Oris just released two colorful new Aquis Date dive watches with very special dials. As the Upcycle name suggests, each dial is made from recycled ocean plastics, and this process apparently results in these extremely colorful watches. This method is essentially random, which has the interesting consequence of making every single Oris Upcycle model a unique one-off creation. Each should retain a vaguely similar colorful appearance, but compared side by side, there should be no matches.
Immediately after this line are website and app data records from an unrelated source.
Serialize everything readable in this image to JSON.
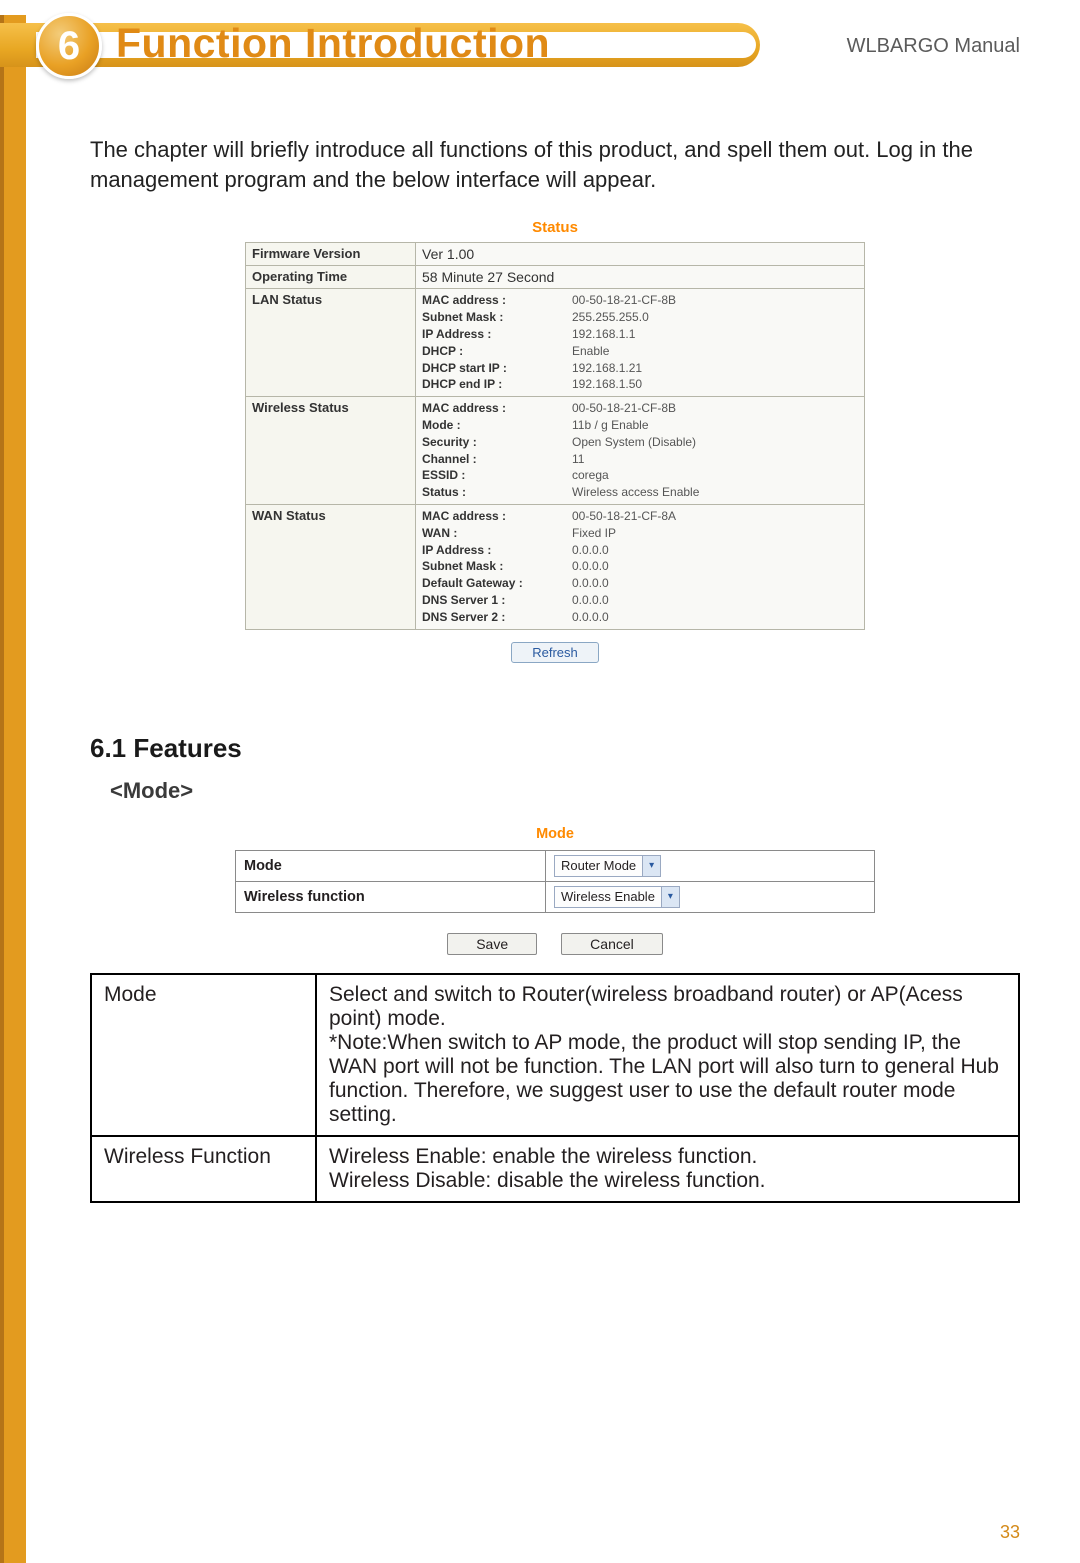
{
  "header": {
    "chapter_number": "6",
    "title": "Function Introduction",
    "manual_label": "WLBARGO Manual"
  },
  "intro_text": "The chapter will briefly introduce all functions of this product, and spell them out.  Log in the management program and the below interface will appear.",
  "status_panel": {
    "title": "Status",
    "firmware_label": "Firmware Version",
    "firmware_value": "Ver 1.00",
    "optime_label": "Operating Time",
    "optime_value": "58 Minute 27 Second",
    "lan_label": "LAN Status",
    "lan": {
      "mac_k": "MAC address :",
      "mac_v": "00-50-18-21-CF-8B",
      "mask_k": "Subnet Mask :",
      "mask_v": "255.255.255.0",
      "ip_k": "IP Address :",
      "ip_v": "192.168.1.1",
      "dhcp_k": "DHCP :",
      "dhcp_v": "Enable",
      "dstart_k": "DHCP start IP :",
      "dstart_v": "192.168.1.21",
      "dend_k": "DHCP end IP :",
      "dend_v": "192.168.1.50"
    },
    "wl_label": "Wireless Status",
    "wl": {
      "mac_k": "MAC address :",
      "mac_v": "00-50-18-21-CF-8B",
      "mode_k": "Mode :",
      "mode_v": "11b / g Enable",
      "sec_k": "Security :",
      "sec_v": "Open System (Disable)",
      "ch_k": "Channel :",
      "ch_v": "11",
      "essid_k": "ESSID :",
      "essid_v": "corega",
      "stat_k": "Status :",
      "stat_v": "Wireless access Enable"
    },
    "wan_label": "WAN Status",
    "wan": {
      "mac_k": "MAC address :",
      "mac_v": "00-50-18-21-CF-8A",
      "wan_k": "WAN :",
      "wan_v": "Fixed IP",
      "ip_k": "IP Address :",
      "ip_v": "0.0.0.0",
      "mask_k": "Subnet Mask :",
      "mask_v": "0.0.0.0",
      "gw_k": "Default Gateway :",
      "gw_v": "0.0.0.0",
      "dns1_k": "DNS Server 1 :",
      "dns1_v": "0.0.0.0",
      "dns2_k": "DNS Server 2 :",
      "dns2_v": "0.0.0.0"
    },
    "refresh_label": "Refresh"
  },
  "section": {
    "heading": "6.1 Features",
    "subheading": "<Mode>"
  },
  "mode_panel": {
    "title": "Mode",
    "row1_label": "Mode",
    "row1_value": "Router Mode",
    "row2_label": "Wireless function",
    "row2_value": "Wireless Enable",
    "save_label": "Save",
    "cancel_label": "Cancel"
  },
  "explain_table": {
    "r1_label": "Mode",
    "r1_text": "Select and switch to Router(wireless broadband router) or AP(Acess point) mode.\n*Note:When switch to AP mode, the product will stop sending IP, the WAN port will not be function. The LAN port will also turn to general Hub function. Therefore, we suggest user to use the default router mode setting.",
    "r2_label": "Wireless Function",
    "r2_text": "Wireless Enable: enable the wireless function.\nWireless Disable: disable the wireless function."
  },
  "page_number": "33"
}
Oris is working with Tide Ocean Material, which scavenges errant plastics, particularly in the region of Southeast Asia, an area near and dear to my own heart. I personally noticed the distressingly common floating pieces of plastic debris while kayaking in the otherwise stunning Hạ Long Bay. Local fishermen, although in this case in Thailand (whereas I was in adjacent Vietnam) are trained and paid to collect these plastics, which are then cleaned and shredded to prepare for the next step.
The prepped plastics are then converted into a number of Tide Ocean Material products, including, intriguingly, yarn and filament. For our purposes, however, we’re interested in Tide granules, which are small plastic pellets that are essentially treated as a raw material for future products. Also of note is that Tide is a Swiss company, a, shall we say, interesting, choice for an entirely landlocked country, but I suppose that adds to the Swiss Made credentials nonetheless.
The result isn’t just that the wearer knows that they contributed to ocean conservation efforts, but rather a truly remarkable dial that I suspect will either be loved or hated by dive watch fans. Regardless of whether you choose the small or large version of this new Aquis Date you’ll receive a unique, truly one-off dial that is the direct consequence of the recycling method itself. The designs, if randomness can be said to be design, appear to all be very colorful and abstract.
This particular photo reveals a lot of interesting details, with the various colors interacting with one other in a way reminiscent of water. I also note that this particular dial has some glittering elements, which should prove to be visually intriguing. I think it looks really neat, almost like a hybrid of a Jackson Pollock painting and a tie-dye shirt, but I will admit that, not only is it divisive, it also detracts (I strongly suspect, anyway) from legibility. It is undeniably fun, however, and is definitely going to make a nice conversation piece.
The new watch comes in two sizes, which vary slightly in some design elements. The first we’ll look at is the larger 41.50mm model, AKA the 01 733 7766 4150-Set; probably best to just call it the larger Upcycle. With either model, however, you get a subtle ceramic bezel insert, which should fend off those almost inevitable bezel scratches.
The smaller (01 733 7770 4150-Set) 36.50mm differs not only in dimensions, but a few subtle design elements as well. Note, for instance, much sparser writing on the bezel and on the dial, and that the 6:00 hour marker has been removed to make room for the date. Otherwise, however, it’s pretty much identical to its larger sibling, recycled dial included. The $2,300 price is even the same. Interestingly, especially for something so exotic, both models appear to be full production, not limited editions.
These are wild and playful watches that showcase a particular interest in conservationism. I don’t think you need to be particularly into ocean conservation to like the Upcycle, but you do need a lighthearted attitude towards luxury watches, which likely means dropping the pretense associated with an ultra-serious dive watch capable of reaching the Mariana Trench. While the watches are functionally very capable, these are simply not going to be stylistic competitors to Submariners or Seamaster 300s, nor does Oris, I suspect, desire them to be. They already make watches for that, as does every other major watch brand in the world. While too colorful for my personal tastes, as a refreshing new addition to the altogether too serious and austere world of dive watches, I nonetheless welcome it.